### What to do
Give back the records in their entirety, exactly.

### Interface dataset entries
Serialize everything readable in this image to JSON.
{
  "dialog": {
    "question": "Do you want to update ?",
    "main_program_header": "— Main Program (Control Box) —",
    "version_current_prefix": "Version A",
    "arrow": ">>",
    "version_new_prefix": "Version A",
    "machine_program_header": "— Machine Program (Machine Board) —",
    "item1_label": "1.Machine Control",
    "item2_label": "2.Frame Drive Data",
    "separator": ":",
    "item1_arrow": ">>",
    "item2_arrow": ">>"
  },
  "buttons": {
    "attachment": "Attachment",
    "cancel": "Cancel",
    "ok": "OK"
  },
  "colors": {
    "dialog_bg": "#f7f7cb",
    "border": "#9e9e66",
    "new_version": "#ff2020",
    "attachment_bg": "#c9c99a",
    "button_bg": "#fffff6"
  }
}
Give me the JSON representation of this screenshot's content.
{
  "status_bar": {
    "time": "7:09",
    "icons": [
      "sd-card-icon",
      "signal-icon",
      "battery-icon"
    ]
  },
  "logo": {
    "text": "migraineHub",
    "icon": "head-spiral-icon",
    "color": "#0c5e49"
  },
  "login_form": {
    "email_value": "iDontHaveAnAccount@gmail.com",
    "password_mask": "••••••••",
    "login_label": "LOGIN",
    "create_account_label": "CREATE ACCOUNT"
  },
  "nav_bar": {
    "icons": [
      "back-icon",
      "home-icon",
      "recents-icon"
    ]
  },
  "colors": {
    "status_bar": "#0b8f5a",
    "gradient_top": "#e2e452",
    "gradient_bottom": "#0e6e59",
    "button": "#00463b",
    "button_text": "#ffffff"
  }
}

### Exercise answer
Serialize everything readable in this image to JSON.
{
  "dialog": {
    "question": "Do you want to update ?",
    "main_program_header": "— Main Program (Control Box) —",
    "version_current_prefix": "Version A",
    "arrow": ">>",
    "version_new_prefix": "Version A",
    "machine_program_header": "— Machine Program (Machine Board) —",
    "item1_label": "1.Machine Control",
    "item2_label": "2.Frame Drive Data",
    "separator": ":",
    "item1_arrow": ">>",
    "item2_arrow": ">>"
  },
  "buttons": {
    "attachment": "Attachment",
    "cancel": "Cancel",
    "ok": "OK"
  },
  "colors": {
    "dialog_bg": "#f7f7cb",
    "border": "#9e9e66",
    "new_version": "#ff2020",
    "attachment_bg": "#c9c99a",
    "button_bg": "#fffff6"
  }
}
Give me the JSON representation of this screenshot's content.
{
  "status_bar": {
    "time": "7:09",
    "icons": [
      "sd-card-icon",
      "signal-icon",
      "battery-icon"
    ]
  },
  "logo": {
    "text": "migraineHub",
    "icon": "head-spiral-icon",
    "color": "#0c5e49"
  },
  "login_form": {
    "email_value": "iDontHaveAnAccount@gmail.com",
    "password_mask": "••••••••",
    "login_label": "LOGIN",
    "create_account_label": "CREATE ACCOUNT"
  },
  "nav_bar": {
    "icons": [
      "back-icon",
      "home-icon",
      "recents-icon"
    ]
  },
  "colors": {
    "status_bar": "#0b8f5a",
    "gradient_top": "#e2e452",
    "gradient_bottom": "#0e6e59",
    "button": "#00463b",
    "button_text": "#ffffff"
  }
}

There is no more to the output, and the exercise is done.